» Work request
In the listing below, how many lines carry the word "also"? Reply with only the number.

(Material for the task begins)

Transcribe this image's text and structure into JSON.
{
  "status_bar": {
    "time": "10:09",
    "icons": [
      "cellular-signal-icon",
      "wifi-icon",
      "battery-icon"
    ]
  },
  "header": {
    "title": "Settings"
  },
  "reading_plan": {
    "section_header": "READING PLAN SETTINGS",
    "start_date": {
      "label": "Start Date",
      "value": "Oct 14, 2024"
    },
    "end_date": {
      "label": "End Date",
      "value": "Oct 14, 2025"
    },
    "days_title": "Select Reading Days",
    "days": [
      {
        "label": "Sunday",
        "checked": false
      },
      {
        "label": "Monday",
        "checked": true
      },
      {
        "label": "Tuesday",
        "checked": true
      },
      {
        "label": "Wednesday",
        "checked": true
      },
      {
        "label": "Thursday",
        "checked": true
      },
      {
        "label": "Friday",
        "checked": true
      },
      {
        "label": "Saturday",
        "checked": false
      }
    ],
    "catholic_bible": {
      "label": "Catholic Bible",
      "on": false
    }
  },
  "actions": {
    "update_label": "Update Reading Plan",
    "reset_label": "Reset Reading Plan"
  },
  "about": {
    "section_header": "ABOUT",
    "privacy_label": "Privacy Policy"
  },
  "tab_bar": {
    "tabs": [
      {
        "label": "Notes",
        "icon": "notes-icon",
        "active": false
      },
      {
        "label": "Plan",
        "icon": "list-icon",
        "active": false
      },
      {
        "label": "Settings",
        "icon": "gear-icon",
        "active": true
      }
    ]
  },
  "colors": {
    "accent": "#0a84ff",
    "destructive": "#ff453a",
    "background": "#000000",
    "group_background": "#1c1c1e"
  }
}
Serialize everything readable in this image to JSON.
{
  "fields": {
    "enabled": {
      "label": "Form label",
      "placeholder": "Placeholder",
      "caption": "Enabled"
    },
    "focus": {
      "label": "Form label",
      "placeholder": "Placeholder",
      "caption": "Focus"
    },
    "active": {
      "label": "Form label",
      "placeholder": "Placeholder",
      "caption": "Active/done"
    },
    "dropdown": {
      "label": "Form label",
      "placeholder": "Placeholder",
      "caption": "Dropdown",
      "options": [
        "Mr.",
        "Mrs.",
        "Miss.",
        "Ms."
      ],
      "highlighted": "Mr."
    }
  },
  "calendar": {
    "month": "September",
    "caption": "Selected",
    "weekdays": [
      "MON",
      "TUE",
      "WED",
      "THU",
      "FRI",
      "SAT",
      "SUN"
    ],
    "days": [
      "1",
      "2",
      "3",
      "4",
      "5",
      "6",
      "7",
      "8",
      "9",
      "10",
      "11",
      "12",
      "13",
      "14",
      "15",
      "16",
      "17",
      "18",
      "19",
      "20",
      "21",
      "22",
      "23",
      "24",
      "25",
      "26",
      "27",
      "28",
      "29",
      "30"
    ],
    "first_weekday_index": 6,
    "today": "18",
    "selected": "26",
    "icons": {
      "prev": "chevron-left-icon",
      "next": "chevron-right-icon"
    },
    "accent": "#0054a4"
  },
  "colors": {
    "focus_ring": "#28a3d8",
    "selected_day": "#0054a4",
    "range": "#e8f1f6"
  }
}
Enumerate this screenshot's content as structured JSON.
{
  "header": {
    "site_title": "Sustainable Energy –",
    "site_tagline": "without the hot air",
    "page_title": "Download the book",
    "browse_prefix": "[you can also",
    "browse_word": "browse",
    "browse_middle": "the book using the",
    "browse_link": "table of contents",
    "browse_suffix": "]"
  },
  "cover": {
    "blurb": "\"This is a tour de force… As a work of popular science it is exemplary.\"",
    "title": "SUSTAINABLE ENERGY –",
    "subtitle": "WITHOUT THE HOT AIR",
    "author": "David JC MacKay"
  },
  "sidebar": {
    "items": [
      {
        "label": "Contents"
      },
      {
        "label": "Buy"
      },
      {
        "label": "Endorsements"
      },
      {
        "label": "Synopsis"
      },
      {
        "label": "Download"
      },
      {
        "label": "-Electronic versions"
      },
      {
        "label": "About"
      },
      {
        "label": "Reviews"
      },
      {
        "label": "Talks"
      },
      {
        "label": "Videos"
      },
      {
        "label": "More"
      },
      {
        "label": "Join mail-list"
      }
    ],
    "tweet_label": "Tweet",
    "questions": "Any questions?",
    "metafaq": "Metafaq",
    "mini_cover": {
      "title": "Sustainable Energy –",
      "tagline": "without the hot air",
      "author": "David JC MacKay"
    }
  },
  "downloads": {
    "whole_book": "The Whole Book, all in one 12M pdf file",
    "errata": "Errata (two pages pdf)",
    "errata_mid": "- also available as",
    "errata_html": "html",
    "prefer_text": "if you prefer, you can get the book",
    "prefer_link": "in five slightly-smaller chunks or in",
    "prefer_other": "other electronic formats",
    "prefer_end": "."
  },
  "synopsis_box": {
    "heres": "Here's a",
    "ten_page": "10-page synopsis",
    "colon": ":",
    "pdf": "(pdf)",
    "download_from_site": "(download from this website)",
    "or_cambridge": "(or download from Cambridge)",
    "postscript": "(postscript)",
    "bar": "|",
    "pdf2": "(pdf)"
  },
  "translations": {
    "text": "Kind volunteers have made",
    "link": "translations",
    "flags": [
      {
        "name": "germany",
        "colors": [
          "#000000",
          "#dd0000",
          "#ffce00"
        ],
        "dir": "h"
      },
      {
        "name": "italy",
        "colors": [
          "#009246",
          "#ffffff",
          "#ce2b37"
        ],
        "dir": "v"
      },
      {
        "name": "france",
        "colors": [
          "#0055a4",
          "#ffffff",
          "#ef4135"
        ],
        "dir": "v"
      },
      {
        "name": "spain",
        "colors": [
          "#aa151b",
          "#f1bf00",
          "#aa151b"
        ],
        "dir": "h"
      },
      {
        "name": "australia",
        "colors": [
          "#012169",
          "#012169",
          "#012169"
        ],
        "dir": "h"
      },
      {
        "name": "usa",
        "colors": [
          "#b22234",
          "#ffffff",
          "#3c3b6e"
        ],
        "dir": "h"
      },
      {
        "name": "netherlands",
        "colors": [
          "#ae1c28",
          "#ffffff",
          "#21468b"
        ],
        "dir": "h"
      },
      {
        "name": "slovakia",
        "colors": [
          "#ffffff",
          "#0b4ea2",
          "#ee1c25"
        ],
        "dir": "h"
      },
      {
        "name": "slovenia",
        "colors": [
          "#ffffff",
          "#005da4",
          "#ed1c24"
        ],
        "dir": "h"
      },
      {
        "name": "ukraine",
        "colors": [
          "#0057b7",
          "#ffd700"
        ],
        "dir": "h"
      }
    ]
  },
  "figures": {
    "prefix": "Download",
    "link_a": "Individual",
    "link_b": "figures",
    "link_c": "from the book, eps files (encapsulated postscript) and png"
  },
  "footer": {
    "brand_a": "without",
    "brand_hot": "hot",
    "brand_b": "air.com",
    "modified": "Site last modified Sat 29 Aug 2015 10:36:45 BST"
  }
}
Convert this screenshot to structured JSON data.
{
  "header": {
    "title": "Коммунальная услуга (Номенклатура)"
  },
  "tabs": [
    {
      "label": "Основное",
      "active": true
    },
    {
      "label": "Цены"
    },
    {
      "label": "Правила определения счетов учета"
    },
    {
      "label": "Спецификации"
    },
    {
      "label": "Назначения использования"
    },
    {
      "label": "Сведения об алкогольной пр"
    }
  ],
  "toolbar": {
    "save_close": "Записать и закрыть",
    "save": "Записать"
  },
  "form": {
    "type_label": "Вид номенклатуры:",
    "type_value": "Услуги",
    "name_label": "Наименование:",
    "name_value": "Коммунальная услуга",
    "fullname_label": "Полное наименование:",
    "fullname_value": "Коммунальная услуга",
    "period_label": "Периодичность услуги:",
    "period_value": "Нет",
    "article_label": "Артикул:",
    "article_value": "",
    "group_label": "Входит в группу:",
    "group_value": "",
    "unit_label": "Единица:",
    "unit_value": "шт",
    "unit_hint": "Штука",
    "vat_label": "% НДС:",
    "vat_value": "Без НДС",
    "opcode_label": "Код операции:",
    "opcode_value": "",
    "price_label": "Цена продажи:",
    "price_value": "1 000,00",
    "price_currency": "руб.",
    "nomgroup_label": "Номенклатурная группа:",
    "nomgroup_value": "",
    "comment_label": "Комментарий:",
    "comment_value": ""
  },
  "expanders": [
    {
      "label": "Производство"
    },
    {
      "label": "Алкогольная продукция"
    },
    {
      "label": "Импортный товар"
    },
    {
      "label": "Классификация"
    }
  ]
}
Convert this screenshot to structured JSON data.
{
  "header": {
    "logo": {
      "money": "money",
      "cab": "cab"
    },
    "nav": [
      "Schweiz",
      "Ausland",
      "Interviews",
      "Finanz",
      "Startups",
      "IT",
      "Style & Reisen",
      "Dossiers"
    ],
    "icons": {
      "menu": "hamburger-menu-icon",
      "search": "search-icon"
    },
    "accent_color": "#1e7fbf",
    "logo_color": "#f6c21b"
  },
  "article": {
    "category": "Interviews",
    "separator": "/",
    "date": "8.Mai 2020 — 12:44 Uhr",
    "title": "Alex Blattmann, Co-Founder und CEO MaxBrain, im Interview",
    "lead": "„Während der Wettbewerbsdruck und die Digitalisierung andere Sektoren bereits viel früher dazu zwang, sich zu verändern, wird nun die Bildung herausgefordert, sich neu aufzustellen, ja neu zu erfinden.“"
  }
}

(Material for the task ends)

» Finished exercise
2